Third, for a global equilibrium to be built upon an a priori commitment to God's global mission, it will necessarily look different than conceptions of equilibrium that are based on a rather arbitrary sense of niceness, fairness, or democracy.

And I'm not meaning to be cute here, but Fung has raised a critical specific point that alludes to this larger one.  His specific point is this, "although a better state of equilibrium will avoid the tendency of dependency, the biblical concept of partnering in the body of Christ should be interdependence". Now, I can't tell you how tempted I am to chase that rabbit trail, but I will try to exercise a bit of self-control and simply suggest, in agreement with Fung, that it is unbiblical to hold up independence and autonomy as signs of spiritual maturity either for individuals, local churches, or national/regional churches.  The three (to four) self formula is fundamentally flawed if it cannot allow for the kind of permanent interdependence that the Bible calls for.

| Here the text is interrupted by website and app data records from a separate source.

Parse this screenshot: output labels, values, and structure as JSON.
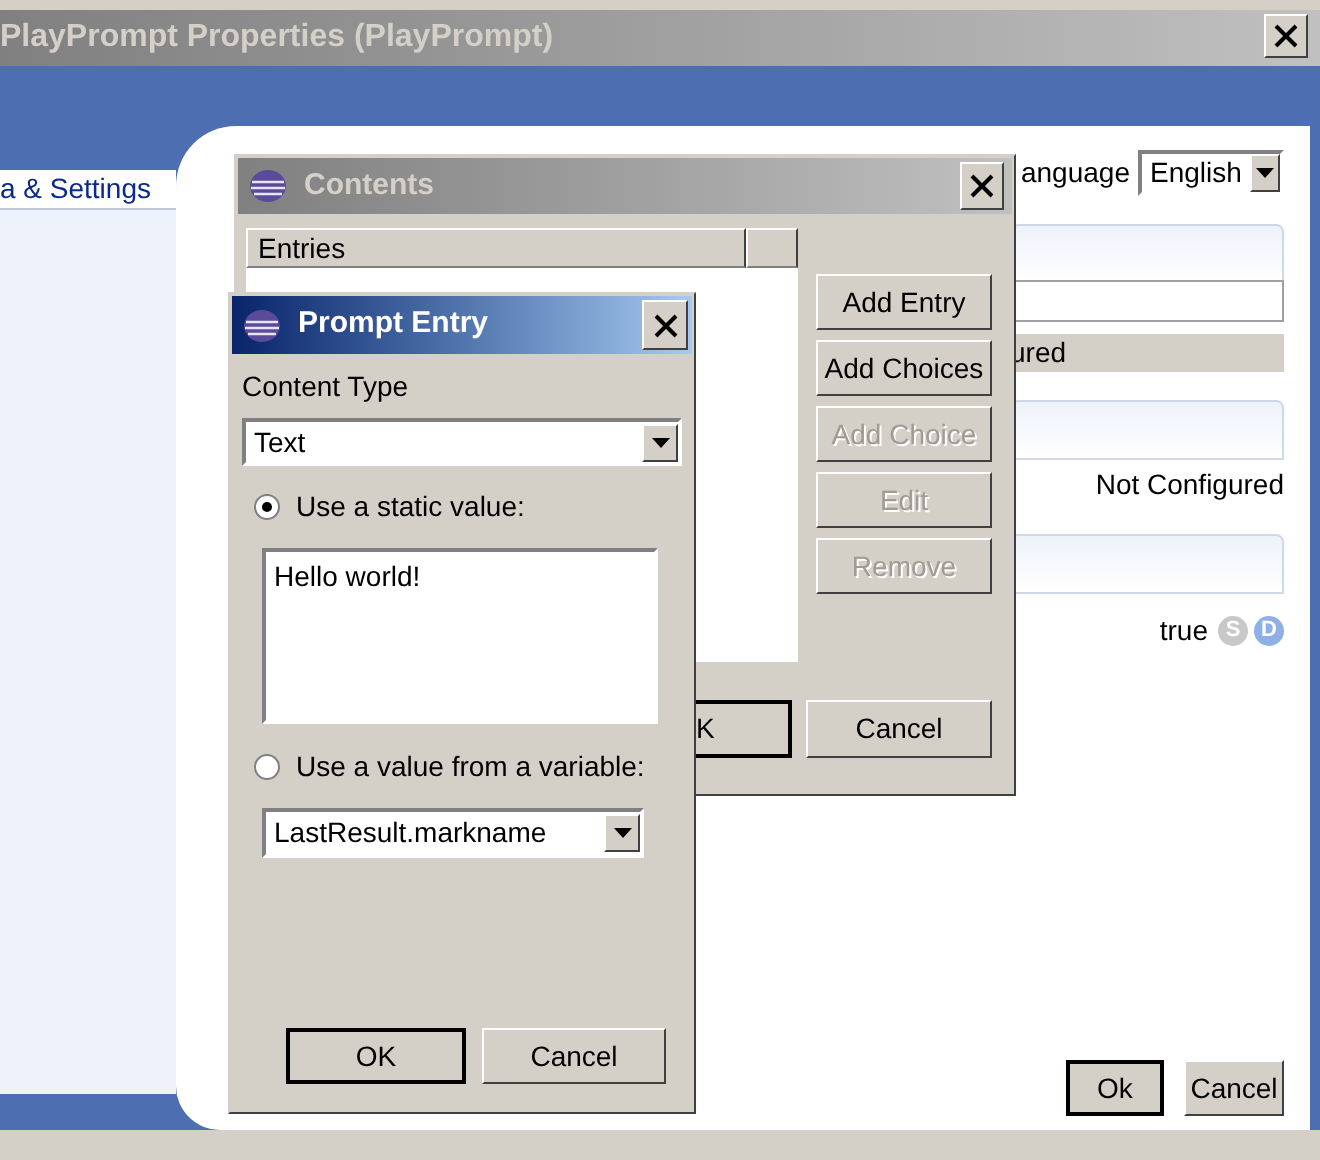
{
  "main_window": {
    "title": "PlayPrompt Properties (PlayPrompt)",
    "active": false,
    "sidebar": {
      "items": [
        {
          "label": "a & Settings",
          "selected": true
        }
      ]
    },
    "language": {
      "label": "anguage",
      "value": "English"
    },
    "rows": [
      {
        "kind": "header"
      },
      {
        "kind": "input"
      },
      {
        "kind": "band",
        "text": "ured"
      },
      {
        "kind": "header"
      },
      {
        "kind": "value",
        "text": "Not Configured"
      },
      {
        "kind": "header"
      },
      {
        "kind": "flags",
        "text": "true",
        "flags": [
          {
            "label": "S",
            "color": "#c8c8c8"
          },
          {
            "label": "D",
            "color": "#8fb0e6"
          }
        ]
      }
    ],
    "buttons": [
      {
        "label": "Ok",
        "default": true
      },
      {
        "label": "Cancel",
        "default": false
      }
    ]
  },
  "contents_dialog": {
    "title": "Contents",
    "active": false,
    "columns": [
      "Entries"
    ],
    "side_buttons": [
      {
        "label": "Add Entry",
        "disabled": false
      },
      {
        "label": "Add Choices",
        "disabled": false
      },
      {
        "label": "Add Choice",
        "disabled": true
      },
      {
        "label": "Edit",
        "disabled": true
      },
      {
        "label": "Remove",
        "disabled": true
      }
    ],
    "buttons": [
      {
        "label": "K",
        "default": true
      },
      {
        "label": "Cancel",
        "default": false
      }
    ]
  },
  "prompt_entry_dialog": {
    "title": "Prompt Entry",
    "active": true,
    "content_type": {
      "label": "Content Type",
      "value": "Text"
    },
    "options": [
      {
        "label": "Use a static value:",
        "selected": true
      },
      {
        "label": "Use a value from a variable:",
        "selected": false
      }
    ],
    "static_value": "Hello world!",
    "variable": "LastResult.markname",
    "buttons": [
      {
        "label": "OK",
        "default": true
      },
      {
        "label": "Cancel",
        "default": false
      }
    ]
  }
}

Now it is this Biblical interdependence that must become what we mean by equilibrium.  It is not that the Holy Spirit distributes the same gifts, history, resources, experiences, and knowledge to every person, church, and region in precisely the same ways so as to facilitate our human conception of fairness.  Rather, it is that the Holy Spirit distributes gifts as He wills for the common good (1 Cor. 12).  We are all supposed to be strong in some ways and weak in others.  For in this, we cannot but come together.  The real problem may not be that Western churches "have all the power, influence, scholarship and resources", but rather that we in the West have failed to recognize the richness in majority world Churches that we desperately need.  Likewise we fail to recognize value that lies outside our normal categories of assessing value.  So that if we continue to only think of equilibrium in terms of balancing money, influence, information, and the like then we will never achieve Biblical interdependence (i.e. equilibrium) that also calls us to value a whole range of other categories such as prayer, worship, persecutions, powerlessness, poverty, joy, and more.


  1. Cody,

    I appreciate your summary of Fung's thinking and you own added to his - we need "thought leaders" who can challenge practitioners like me to go back to the issues.

    I am trusting that Cape Town 2010 will reinvigorate that equilibrium in the global conversation and that Orlando 2011 will take it steps further here in the US.

    Blog on, brother!


  2. Thanks, Phil. Hopefully we can all be thinking practitioners. Anyway, I'm here in Cape Town now, see you around, yeah?